The Ninth Circuit’s remand to the district court to determine the impact of federal common law implies that a separate federal common law mediation privilege exists beyond Federal Rule 408 and that it differs from California law. However, the Ninth Circuit has had several opportunities to define the scope of such a federal mediation privilege and has so far declined to do so. See Wilcox v. Arpaio, 753 F.3d 872, 877; Babasa v. LensCrafters, Inc., 498 F.3d 972, 975 n. 1 (9th Cir. 2007). At least one district court has recognized a federal “mediation privilege.” Folb v. Motion Picture Indus. Pension & Health Plans, 16 F. Supp. 2d 1164, 1179–80 (C.D. Cal. 1998), aff’d, 216 F.3d 1082 (9th Cir. 2000) (“Accordingly, this Court finds it is appropriate, in light of reason and experience, to adopt a federal mediation privilege applicable to all communications made in conjunction with a formal mediation.”) Another has declined to do so. Molina v. Lexmark Int’l, Inc., 2008 WL 4447678, at *9 (C.D. Cal. Sept. 30, 2008) (“No Circuit court has ever adopted or applied such a [mediation] privilege; indeed, both the Ninth and the Fourth Circuits have expressly declined to consider whether such a privilege exists.”) It remains to be seen whether, after further proceedings on remand, In re TFT–LCD will end up back in the Ninth Circuit for consideration of adoption of a federal mediation privilege, similar to California’s.

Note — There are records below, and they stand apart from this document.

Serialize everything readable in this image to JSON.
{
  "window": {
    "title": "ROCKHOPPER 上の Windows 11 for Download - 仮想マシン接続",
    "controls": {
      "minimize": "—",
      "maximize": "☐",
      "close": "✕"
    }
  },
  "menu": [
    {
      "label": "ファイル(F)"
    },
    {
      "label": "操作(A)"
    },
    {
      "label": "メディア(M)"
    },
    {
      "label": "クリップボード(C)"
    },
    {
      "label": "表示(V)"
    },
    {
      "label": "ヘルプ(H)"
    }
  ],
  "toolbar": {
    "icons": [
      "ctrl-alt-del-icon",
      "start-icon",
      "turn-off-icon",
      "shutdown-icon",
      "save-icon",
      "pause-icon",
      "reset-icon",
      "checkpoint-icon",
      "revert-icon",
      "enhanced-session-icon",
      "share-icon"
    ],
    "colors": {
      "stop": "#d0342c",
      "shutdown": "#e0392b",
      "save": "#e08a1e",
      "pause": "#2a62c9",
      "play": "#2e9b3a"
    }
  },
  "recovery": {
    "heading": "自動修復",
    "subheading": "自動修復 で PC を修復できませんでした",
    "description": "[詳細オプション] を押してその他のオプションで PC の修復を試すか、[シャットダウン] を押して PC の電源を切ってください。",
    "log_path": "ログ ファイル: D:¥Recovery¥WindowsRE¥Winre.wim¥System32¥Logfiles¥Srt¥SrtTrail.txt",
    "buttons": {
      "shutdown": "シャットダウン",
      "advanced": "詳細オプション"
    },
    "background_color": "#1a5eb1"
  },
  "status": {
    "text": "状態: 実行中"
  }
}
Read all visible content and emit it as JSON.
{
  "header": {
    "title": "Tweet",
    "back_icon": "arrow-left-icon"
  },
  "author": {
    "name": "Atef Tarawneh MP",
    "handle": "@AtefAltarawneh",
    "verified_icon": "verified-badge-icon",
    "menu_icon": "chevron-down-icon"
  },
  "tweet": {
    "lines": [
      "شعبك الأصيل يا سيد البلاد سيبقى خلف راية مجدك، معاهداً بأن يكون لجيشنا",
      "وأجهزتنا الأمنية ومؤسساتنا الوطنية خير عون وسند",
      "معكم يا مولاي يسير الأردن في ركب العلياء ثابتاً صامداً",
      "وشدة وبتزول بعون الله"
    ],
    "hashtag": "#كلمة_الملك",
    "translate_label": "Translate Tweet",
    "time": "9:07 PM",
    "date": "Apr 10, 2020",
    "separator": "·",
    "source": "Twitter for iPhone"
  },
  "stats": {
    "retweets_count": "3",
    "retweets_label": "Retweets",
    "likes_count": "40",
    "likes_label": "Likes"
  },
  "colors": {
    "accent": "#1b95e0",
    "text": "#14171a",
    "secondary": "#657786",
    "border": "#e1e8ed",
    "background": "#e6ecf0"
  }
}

1. There is an exception to mediation confidentiality to allow for the introduction of a written settlement agreement into evidence that requires, in part, that the agreement provide, “it is enforceable or binding or words to that effect.” Cal. Evid. Code § 1123(b).
2. The Honorable Barbara M. G. Lynn, United States Chief District Judge for the Northern District of Texas, sitting by designation, dissented, stating the analysis should focus on the claims pending when the admission of evidence is sought. As the federal claims had been settled at the time of Sony’s motion, the dissent reasoned the evidence could not have related to any federal claim and state law should have applied.
Chad A. Westfall is a partner with Musick, Peeler & Garrett in its San Francisco office. His full bio and contact information can be found at: http://musickpeeler.com/professional/Chad_Westfall/